The vertical archipelago is a term coined by sociologist and anthropologist John Victor Murra under the influence of economist Karl Polanyi to describe the native Andeanagricultural economic model of accessing and distributing resources. Aside from certain cultures, particularly in the arid northwest coast of Peru and northern Andes, pre-colonial Andean civilizations did not have strong traditions of market-based trade. Like Mesoamerican pochteca traders, there was a trading class known as mindaláes in these northern coastal and highland societies. A system of barter known as trueque is also known to have existed in these coastal societies as a means of exchanging goods and food stuffs between farmers and fisherman. A simple currency, known to archaeologists as axe-monies, were also present in the area (as well as western Mesoamerica). By contrast, most highland Andean societies, such as the Quechua and Aymara, were organized into moietal lineage groups, such as ayllus in the Quechua case. These lineages internally shared labor through a system called minga. This minga labor system itself rested upon the concept of ayni, or reciprocity, and did not use any form of money as in the case of the coastal Andean traders. Fundamentally, it is a concept of "ecological complementarity" mediated through cultural institutions. Some scholars, while accepting the structure and basic nature of the vertical archipelago, have suggested that inter-ethnic trade and barter may have been more important than the model suggests, despite the lack of evidence in the archaeological and ethnohistoric record.
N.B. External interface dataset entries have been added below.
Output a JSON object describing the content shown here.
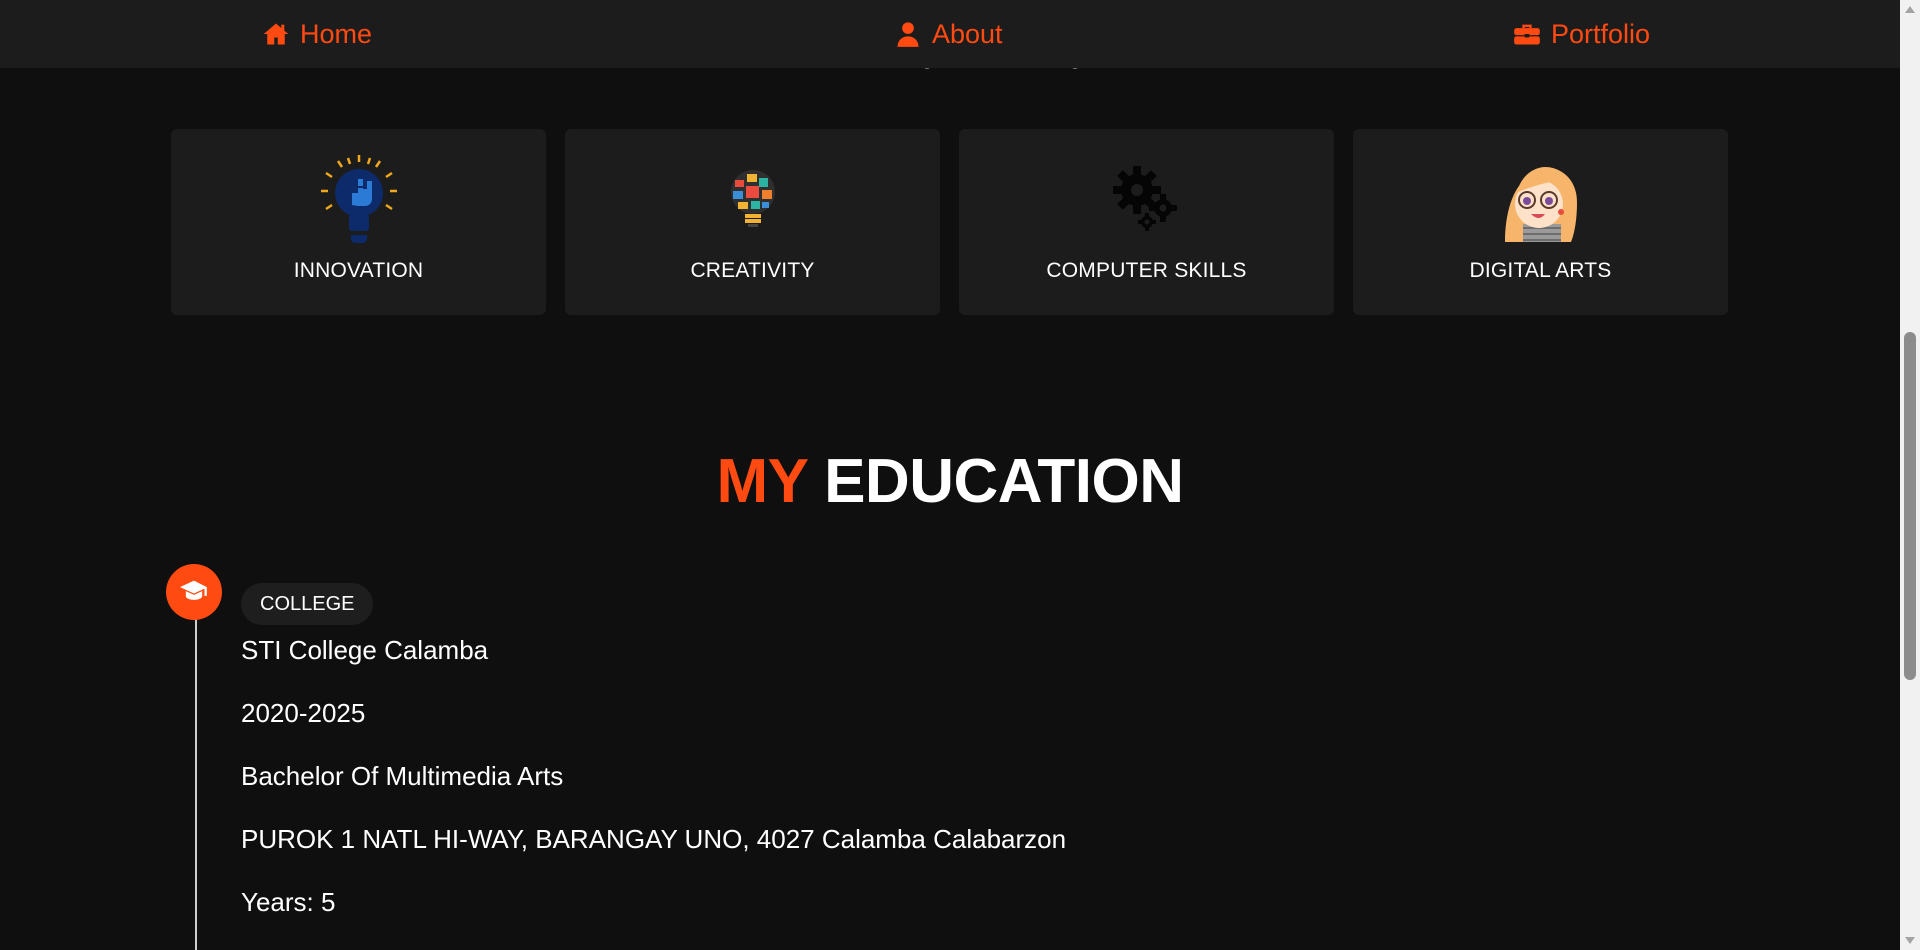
{
  "nav": {
    "items": [
      {
        "label": "Home",
        "icon": "home-icon"
      },
      {
        "label": "About",
        "icon": "user-icon"
      },
      {
        "label": "Portfolio",
        "icon": "briefcase-icon"
      }
    ]
  },
  "skills": [
    {
      "label": "INNOVATION",
      "icon": "lightbulb-fist-icon"
    },
    {
      "label": "CREATIVITY",
      "icon": "creative-bulb-icon"
    },
    {
      "label": "COMPUTER SKILLS",
      "icon": "gears-icon"
    },
    {
      "label": "DIGITAL ARTS",
      "icon": "anime-girl-icon"
    }
  ],
  "education": {
    "title_accent": "MY",
    "title_main": "EDUCATION",
    "entries": [
      {
        "badge": "COLLEGE",
        "icon": "graduation-cap-icon",
        "school": "STI College Calamba",
        "years_range": "2020-2025",
        "degree": "Bachelor Of Multimedia Arts",
        "address": "PUROK 1 NATL HI-WAY, BARANGAY UNO, 4027 Calamba Calabarzon",
        "duration": "Years: 5"
      }
    ]
  },
  "colors": {
    "accent": "#ff4a12",
    "background": "#0f0f0f",
    "card": "#1c1c1c",
    "text": "#ffffff"
  }
}
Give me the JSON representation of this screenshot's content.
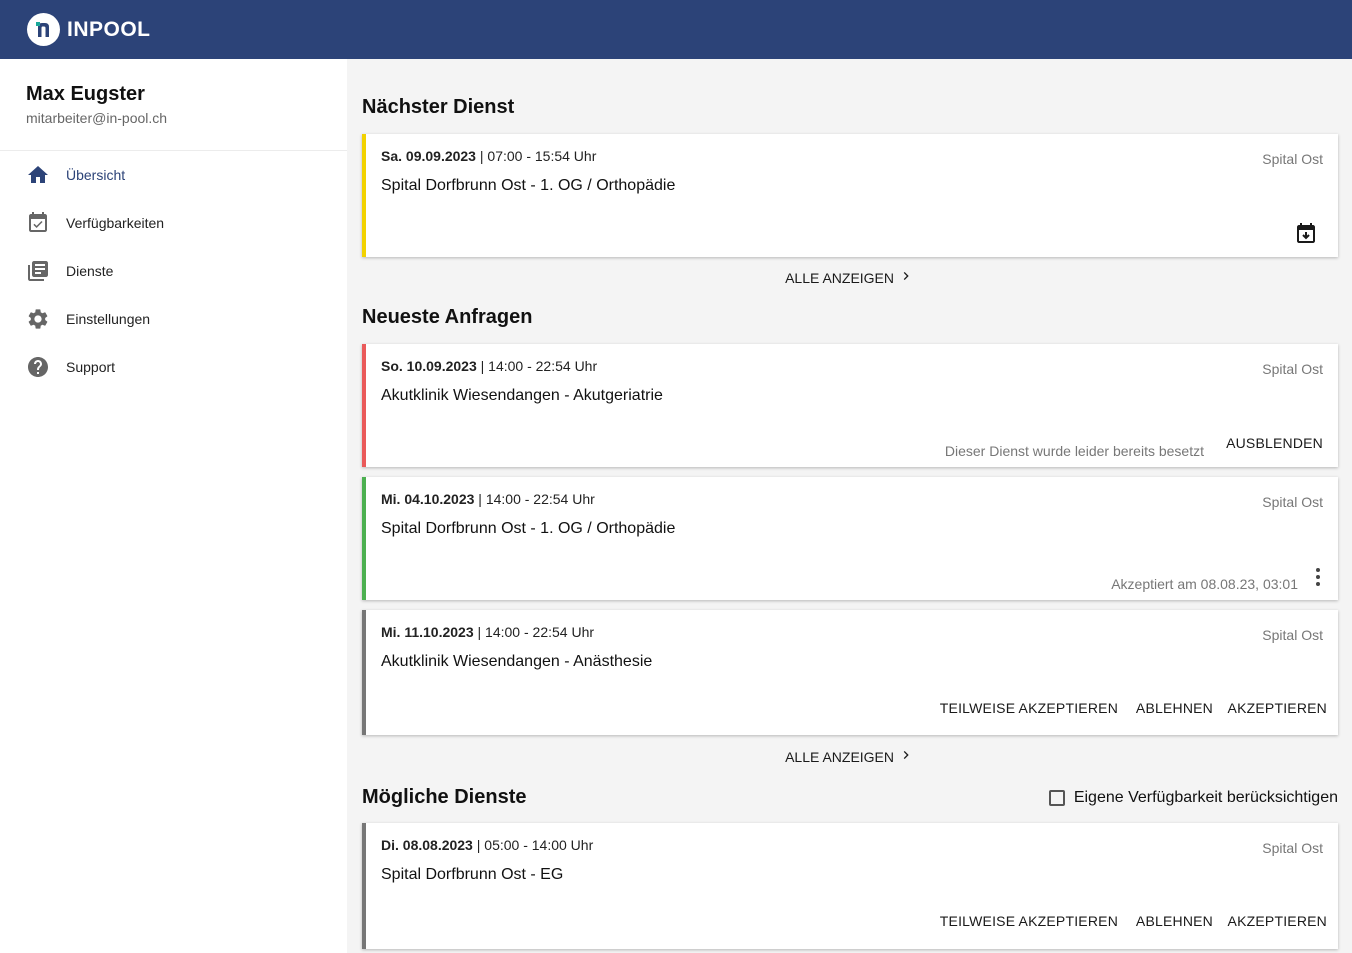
{
  "header": {
    "brand": "INPOOL"
  },
  "profile": {
    "name": "Max Eugster",
    "email": "mitarbeiter@in-pool.ch"
  },
  "nav": [
    {
      "label": "Übersicht",
      "icon": "home-icon"
    },
    {
      "label": "Verfügbarkeiten",
      "icon": "calendar-check-icon"
    },
    {
      "label": "Dienste",
      "icon": "list-icon"
    },
    {
      "label": "Einstellungen",
      "icon": "gear-icon"
    },
    {
      "label": "Support",
      "icon": "help-icon"
    }
  ],
  "sections": {
    "next": "Nächster Dienst",
    "requests": "Neueste Anfragen",
    "possible": "Mögliche Dienste"
  },
  "next_shift": {
    "date": "Sa. 09.09.2023",
    "time": "| 07:00 - 15:54 Uhr",
    "place": "Spital Dorfbrunn Ost - 1. OG / Orthopädie",
    "location": "Spital Ost",
    "accent": "#f2d200"
  },
  "show_all": "ALLE ANZEIGEN",
  "requests": [
    {
      "date": "So. 10.09.2023",
      "time": "| 14:00 - 22:54 Uhr",
      "place": "Akutklinik Wiesendangen - Akutgeriatrie",
      "location": "Spital Ost",
      "note": "Dieser Dienst wurde leider bereits besetzt",
      "action": "AUSBLENDEN",
      "accent": "#ea5a5a"
    },
    {
      "date": "Mi. 04.10.2023",
      "time": "| 14:00 - 22:54 Uhr",
      "place": "Spital Dorfbrunn Ost - 1. OG / Orthopädie",
      "location": "Spital Ost",
      "note": "Akzeptiert am 08.08.23, 03:01",
      "accent": "#4cb050"
    },
    {
      "date": "Mi. 11.10.2023",
      "time": "| 14:00 - 22:54 Uhr",
      "place": "Akutklinik Wiesendangen - Anästhesie",
      "location": "Spital Ost",
      "accent": "#777777"
    }
  ],
  "actions": {
    "partial": "TEILWEISE AKZEPTIEREN",
    "decline": "ABLEHNEN",
    "accept": "AKZEPTIEREN"
  },
  "availability_checkbox": "Eigene Verfügbarkeit berücksichtigen",
  "possible": [
    {
      "date": "Di. 08.08.2023",
      "time": "| 05:00 - 14:00 Uhr",
      "place": "Spital Dorfbrunn Ost - EG",
      "location": "Spital Ost",
      "accent": "#777777"
    }
  ]
}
Absent the use of trade to access resources, economic transactions were essentially intra-lineage obligations of labor. These lineages required a base level of self-sufficiency to achieve autarky. In the Andes, a long mountain range with a great variety of ecozones and resources, the need to access the proper lands for specific crops or animals meant lineages created miniature colonies or sent seasonal migration (such as transhumance) in different ecoregions. As the Andes are a relatively young mountain range, there is an especially great variation in rainfall and temperature, which has great importance for agriculture. This is all the more important as only about 2% of the land in the Andes is arable.
Headed from the arid, western coast to the humid, eastern slopes bordering the Amazon basin, there are four basic ecozones which highland Andean communities exploit:
The quechua zone refers to relatively warm, relatively low valleys falling between 2,300 and 3,200 m (7,500 and 10,500 ft). This area shares its name with the Quechua people and languages and was especially sought after for growing maize.
The suni zone rises from 3,200 to 4,000 m (10,500 to 13,100 ft) and is suitable for the production of native tubers and grains such as quinoa, kaniwa, and kiwicha. Given the innumerable valleys and micro-climates of the Andes, over the millennia Andean farmers developed over 1,000 varieties of potatoes, as well as other tuber species, such as mashua, ulluco, oca, and achira.
The puna zone is composed of high, cold grasslands, suitable largely for pasture by camelids, the domesticated llama and alpaca, as well as the wild vicuña and guanaco. The former were used as not only as pack animals, but also for their meat and wool. Vicuñas and guanacos, though undomesticated, were used for their fine and much-prized wool. Little agriculture is performed in the puna, though in the Bolivian altiplano intensive agriculture was possible through the use of waru waruraised bed agriculture, which used specialized irrigation techniques to prevent frost from destroying crops.
The montaña zone is humid and forested. Populations here were not as large as in other ecozones, as the plants grown in montaña areas were generally speaking not food crops, but rather tobacco and coca. Just as the puna is used to collect resources from wild animals as well as domestic ones, brightly colored feathers were collected from wild birds in the montaña, such as macaws.